This article is part of the supplement: Technical inputs, enhancements and applications of the Lives Saved Tool (LiST)
Effect of case management on neonatal mortality due to sepsis and pneumonia
1 Department of Paediatrics and Child Health, the Aga Khan University, Karachi, Pakistan
2 London School of Tropical Medicine and Hygiene, London, UK
3 Johns Hopkins Bloomberg School of Public Health, International Health, Baltimore MD, USA
4 Saving Newborn Lives/Save the Children, Cape Town, South Africa
BMC Public Health 2011, 11(Suppl 3):S13 doi:10.1186/1471-2458-11-S3-S13Published: 13 April 2011
Each year almost one million newborns die from infections, mostly in low-income countries. Timely case management would save many lives but the relative mortality effect of varying strategies is unknown.
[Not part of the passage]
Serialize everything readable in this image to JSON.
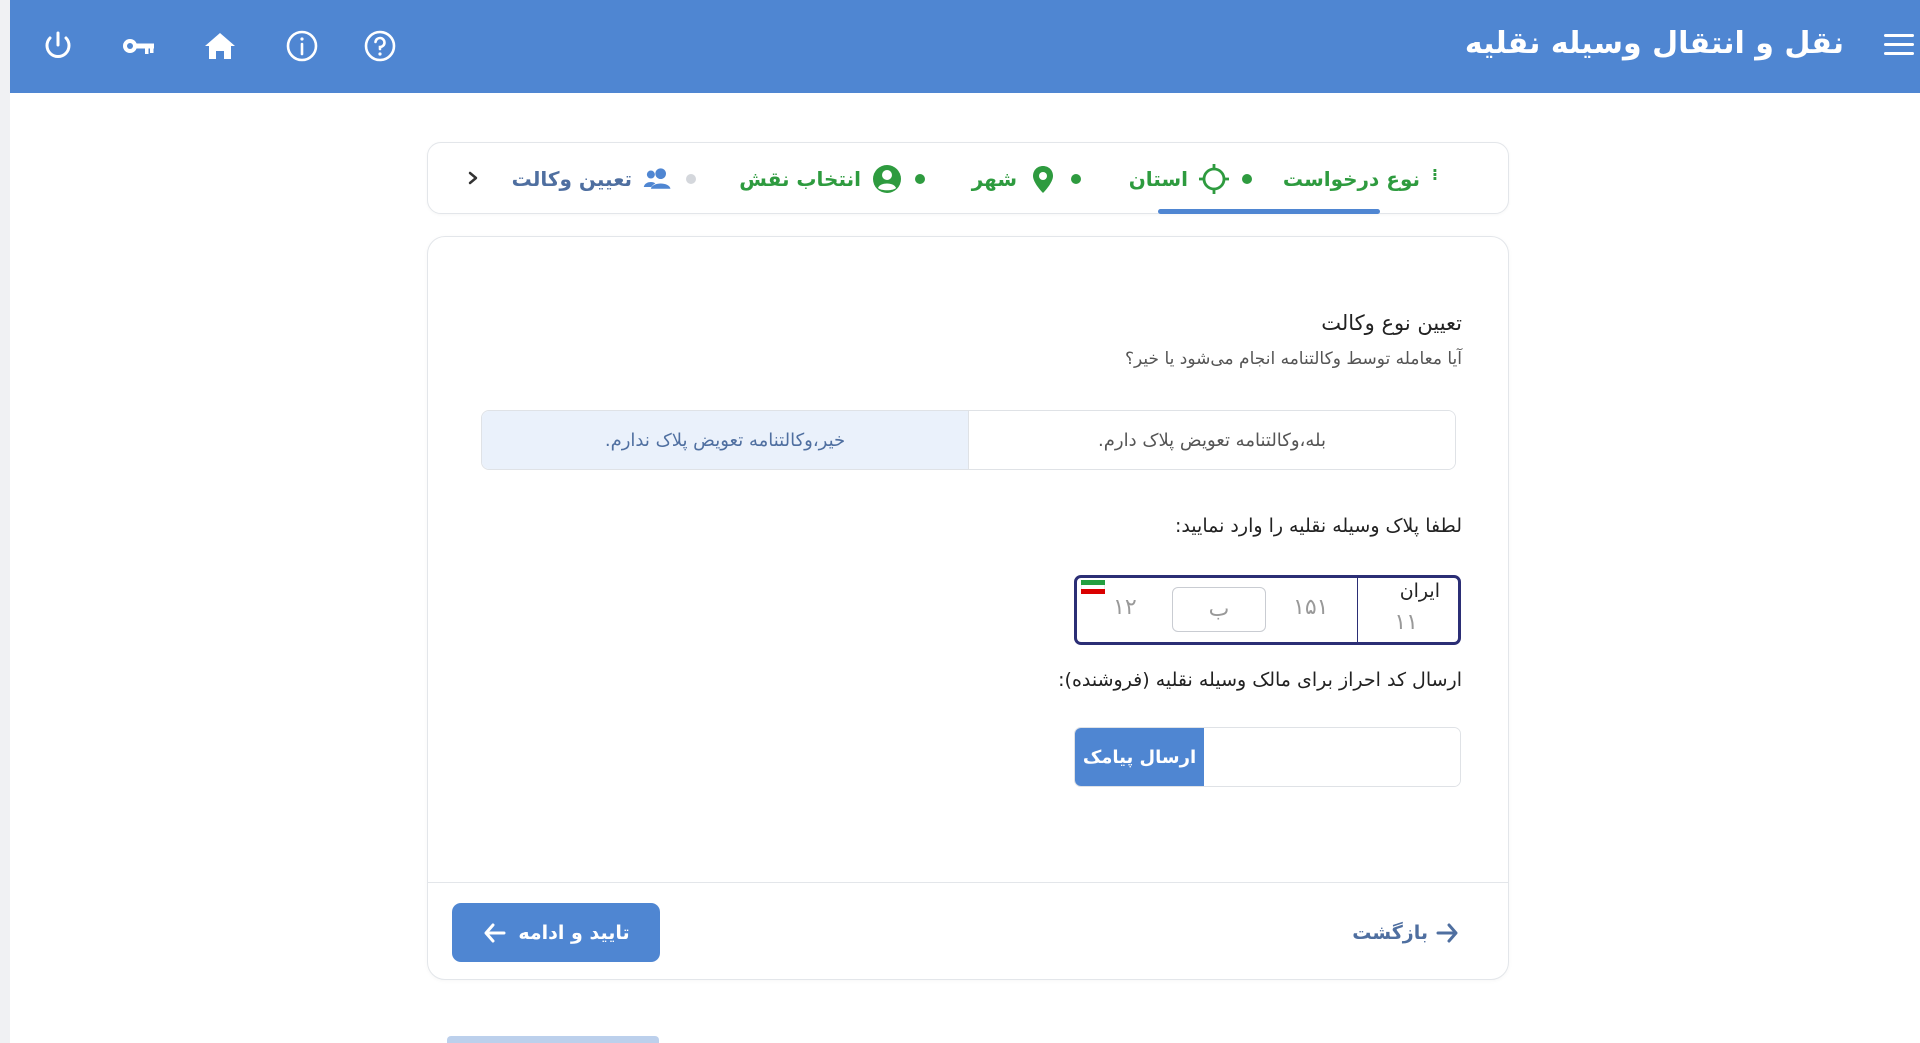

We have estimated the effect of providing oral, or injectable antibiotics at home or in first-level facilities, and of in-patient hospital care on neonatal mortality from pneumonia and sepsis for use in the Lives Saved Tool (LiST).
We conducted systematic searches of multiple databases to identify relevant studies with mortality data. Standardized abstraction tables were used and study quality assessed by adapted GRADE criteria. Meta-analyses were undertaken where appropriate. For interventions with biological plausibility but low quality evidence, a Delphi process was undertaken to estimate effectiveness.
Searches of 2876 titles identified 7 studies. Among these, 4 evaluated oral antibiotics for neonatal pneumonia in non-randomised, concurrently controlled designs. Meta-analysis suggested reductions in all-cause neonatal mortality (RR 0.75 95% CI 0.64- 0.89; 4 studies) and neonatal pneumonia-specific mortality (RR 0.58 95% CI 0.41- 0.82; 3 studies). Two studies (1 RCT, 1 observational study), evaluated community-based neonatal care packages including injectable antibiotics and reported mortality reductions of 44% (RR= 0.56, 95% CI 0.41-0.77) and 34% (RR =0.66, 95% CI 0.47-0.93), but the interpretation of these results is complicated by co-interventions. A third, clinic-based, study reported a case-fatality ratio of 3.3% among neonates treated with injectable antibiotics as outpatients. No studies were identified evaluating injectable antibiotics alone for neonatal pneumonia. Delphi consensus (median from 20 respondents) effects on sepsis-specific mortality were 30% reduction for oral antibiotics, 65% for injectable antibiotics and 75% for injectable antibiotics on pneumonia-specific mortality. No trials were identified assessing effect of hospital management for neonatal infections and Delphi consensus suggested 80%, and 90% reductions for sepsis and pneumonia-specific mortality respectively.
Oral antibiotics administered in the community are effective for neonatal pneumonia mortality reduction based on a meta-analysis, but expert opinion suggests much higher impact from injectable antibiotics in the community or primary care level and even higher for facility-based care. Despite feasibility and low cost, these interventions are not widely available in many low income countries.
This work was supported by the Bill & Melinda Gates Foundation through a grant to the US Fund for UNICEF, and to Saving Newborn Lives Save the Children, through Save the Children US.